Image: Brijesh Patel
September 01 2011
The British Empire is the gift that keeps on giving; at least to historians. The empire itself is fading into history, with such festivals as Empire Day something that is a distant memory to people of my father’s generation. Most of the last 60-odd years has been spent getting out of the empire: as a young airman, my father-in-law participated in the British retreat from Aden: the way he tells it, there was a party every night as the British base pulled out, using a different house each evening for the knees-up, in the reverse of the American custom for house-painting parties. Occasionally I will meet someone from India who tells me that things haven’t been the same since we left and who generally seems to hold me personally responsible for the end of the Raj, but on the whole the idea that we were once even capable of running a large part of the world seems bizarre; we now have a problem maintaining public order on the streets of London during the school holidays.
Perhaps it is the sheer strangeness of the idea that this otherwise unremarkable and rather damp island off the coast of Europe managed anything on the scale of the British Empire that accounts for the tide of literature that just keeps on coming. Called Ghosts of Empire: Britain’s Legacies in the Modern World, the most recent volume on the subject would appear to dwell, none too favourably, on the British record in half a dozen of the bits of the world that used to be pink.
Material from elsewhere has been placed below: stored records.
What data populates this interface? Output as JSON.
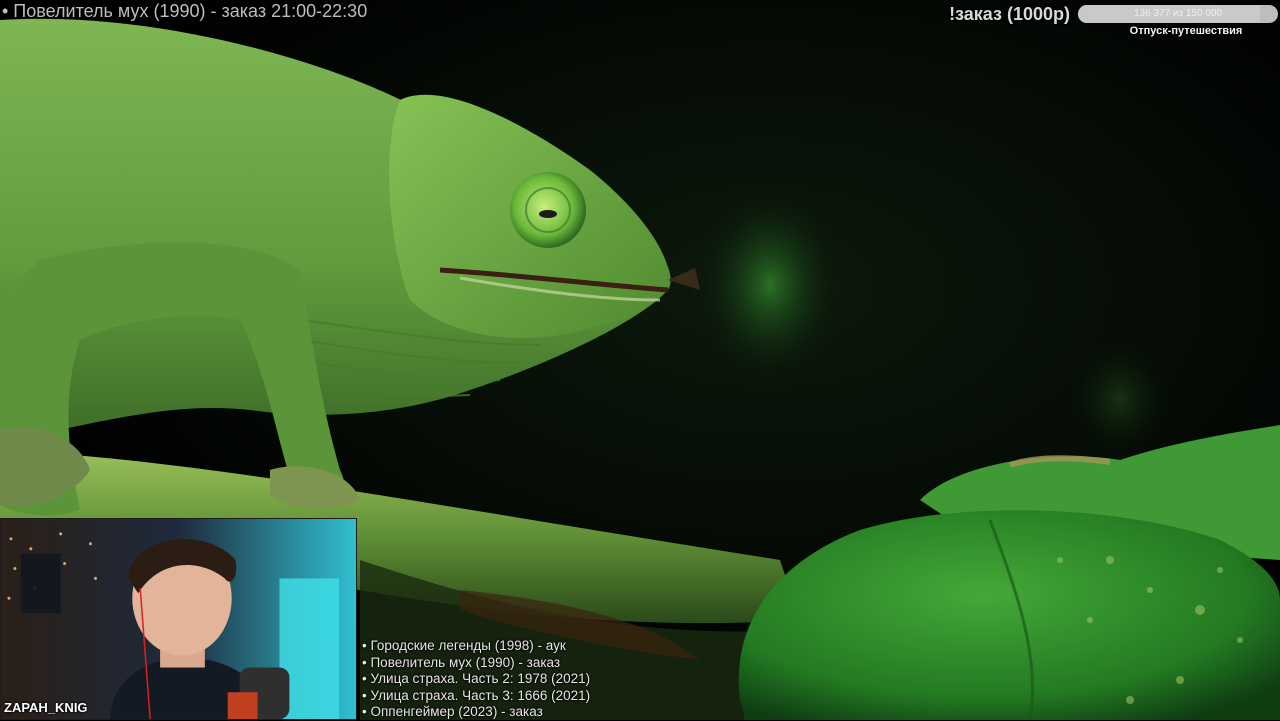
{
  "header": {
    "now_playing": "• Повелитель мух (1990) - заказ 21:00-22:30"
  },
  "goal": {
    "order_label": "!заказ (1000р)",
    "progress_text": "136 377 из 150 000",
    "progress_fraction": 0.909,
    "caption": "Отпуск-путешествия"
  },
  "webcam": {
    "streamer_name": "ZAPAH_KNIG"
  },
  "queue": {
    "items": [
      "• Городские легенды (1998) - аук",
      "• Повелитель мух (1990) - заказ",
      "• Улица страха. Часть 2: 1978 (2021)",
      "• Улица страха. Часть 3: 1666 (2021)",
      "• Оппенгеймер (2023) - заказ"
    ]
  },
  "colors": {
    "chameleon_green": "#6fae45",
    "leaf_green": "#2f8a2a",
    "background": "#000000"
  }
}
I hear that it is a well written thing and I am interested to get hold of it. My favourite account so far is the truly imperial-sized Decline and Fall of the British Empire by Piers Brendon, which thumps onto the shelf at a little shy of 800 pages. It is a while since I read it and on the whole I seem to recall that Brendon believes the empire was on the slide pretty much before I even thought it got going. But I suppose he has a point; after all, losing America was a touch on the careless side.
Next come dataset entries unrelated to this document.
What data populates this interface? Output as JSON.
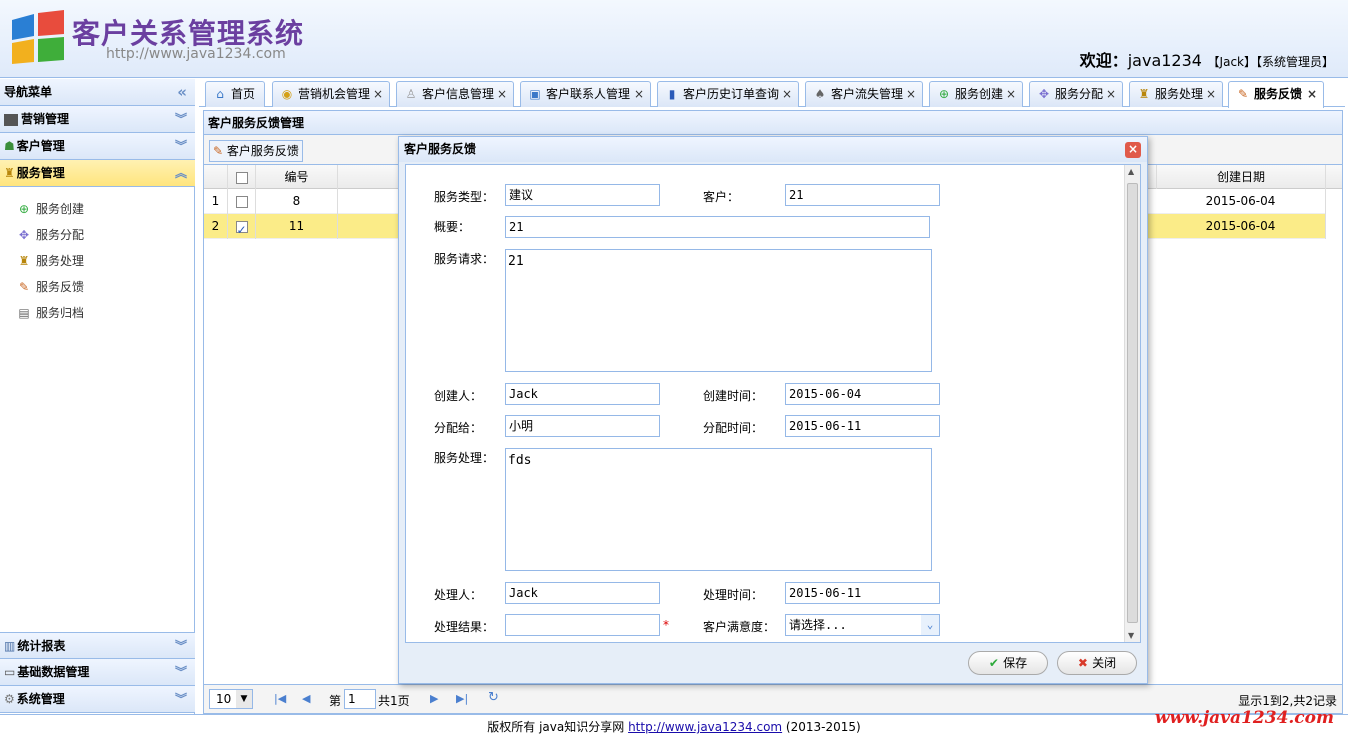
{
  "header": {
    "title": "客户关系管理系统",
    "url": "http://www.java1234.com",
    "welcome_prefix": "欢迎：",
    "user": "java1234",
    "user_detail": "【Jack】【系统管理员】"
  },
  "sidebar": {
    "title": "导航菜单",
    "sections": [
      {
        "label": "营销管理"
      },
      {
        "label": "客户管理"
      },
      {
        "label": "服务管理"
      }
    ],
    "items": [
      {
        "label": "服务创建"
      },
      {
        "label": "服务分配"
      },
      {
        "label": "服务处理"
      },
      {
        "label": "服务反馈"
      },
      {
        "label": "服务归档"
      }
    ],
    "bottom_sections": [
      {
        "label": "统计报表"
      },
      {
        "label": "基础数据管理"
      },
      {
        "label": "系统管理"
      }
    ]
  },
  "tabs": [
    {
      "label": "首页"
    },
    {
      "label": "营销机会管理"
    },
    {
      "label": "客户信息管理"
    },
    {
      "label": "客户联系人管理"
    },
    {
      "label": "客户历史订单查询"
    },
    {
      "label": "客户流失管理"
    },
    {
      "label": "服务创建"
    },
    {
      "label": "服务分配"
    },
    {
      "label": "服务处理"
    },
    {
      "label": "服务反馈"
    }
  ],
  "panel": {
    "title": "客户服务反馈管理",
    "toolbar_button": "客户服务反馈"
  },
  "grid": {
    "columns": {
      "id": "编号",
      "created": "创建日期"
    },
    "rows": [
      {
        "num": "1",
        "id": "8",
        "created": "2015-06-04"
      },
      {
        "num": "2",
        "id": "11",
        "created": "2015-06-04"
      }
    ]
  },
  "pager": {
    "page_size": "10",
    "page_prefix": "第",
    "page": "1",
    "page_total": "共1页",
    "summary": "显示1到2,共2记录"
  },
  "dialog": {
    "title": "客户服务反馈",
    "labels": {
      "type": "服务类型：",
      "customer": "客户：",
      "summary": "概要：",
      "request": "服务请求：",
      "creator": "创建人：",
      "create_time": "创建时间：",
      "assignee": "分配给：",
      "assign_time": "分配时间：",
      "handling": "服务处理：",
      "handler": "处理人：",
      "handle_time": "处理时间：",
      "result": "处理结果：",
      "satisfaction": "客户满意度："
    },
    "values": {
      "type": "建议",
      "customer": "21",
      "summary": "21",
      "request": "21",
      "creator": "Jack",
      "create_time": "2015-06-04",
      "assignee": "小明",
      "assign_time": "2015-06-11",
      "handling": "fds",
      "handler": "Jack",
      "handle_time": "2015-06-11",
      "result": "",
      "satisfaction": "请选择..."
    },
    "required_mark": "*",
    "save_label": "保存",
    "close_label": "关闭"
  },
  "footer": {
    "text": "版权所有 java知识分享网 ",
    "link": "http://www.java1234.com",
    "years": " (2013-2015)",
    "watermark": "www.java1234.com"
  }
}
I reckon that what appeals to the modern historian about the British Empire is the size. It is so big, sprawling over centuries and continents, that it can be used to peddle any particular line you want. The author of Ghosts of Empire does not seem to entertain an overly high opinion of the state in which we left Iraq, or Sudan, and it has to be said that given the choice between Shepherd’s Bush, Khartoum or Baghdad, W12 would win every time. Nevertheless a different conclusion might be reached if one were to focus on other of our former possessions: Canada, Australia and New Zealand, for example, seem to have got along all right since they struggled out from underneath the yoke of imperialist oppression (although on balance I still prefer Shepherd’s Bush). The British Empire is the Swiss Army knife of history: tyranny, enlightenment, bigotry, cruelty, valour… you name it. You can view it militarily, gastronomically, economically, politically, industrially, culturally…
As far as I can tell, the only certain thing about empires is that they Decline and Fall, always have, always will, and even fairly early on there were those who questioned the actions of those who ran the British Empire. Take Warren Hastings, who, on his return from India, where he had been governor general, went on trial before the House of Lords in 1788. The result was an astonishing compromise after being described as, among other things, “the captain-general of iniquity”, a “ravenous vulture devouring the carcases of the dead”, and being paid similar compliments; he was acquitted in 1795.
There are ogres: Sir Reginald Wingate used to celebrate the battle of Omdurman by drinking champagne on every anniversary of the battle until 1953; it was not so much the champagne as the fact that it was served in the skull of the Sudanese khalifa.
And there are of course romantic idealists of the ilk of Lawrence, who, to make a point at the peace conference after the First World War, took to the skies above Paris with King Faisal of Iraq and dropped cushions – and I suppose it is such things as the use of soft furnishings as an instrument of diplomacy that I find so compelling. Just what were we thinking?
In a review of Ghosts of Empire, Dominic Sandbrook cites the killer statistic that between 1902 and 1914, of 56 recruits to the Sudan political service, a “staggering 27 had an Oxford or Cambridge Blue”. I suppose it is mischievous to wonder whether he is suggesting that if more Oxbridge-educated sportsmen had been recruited to the service things might have gone better. To be honest, it would not surprise me if the next book about the British Empire is a 900-page analysis of the role of the Oxford and Cambridge Boat Race in shaping the Empire.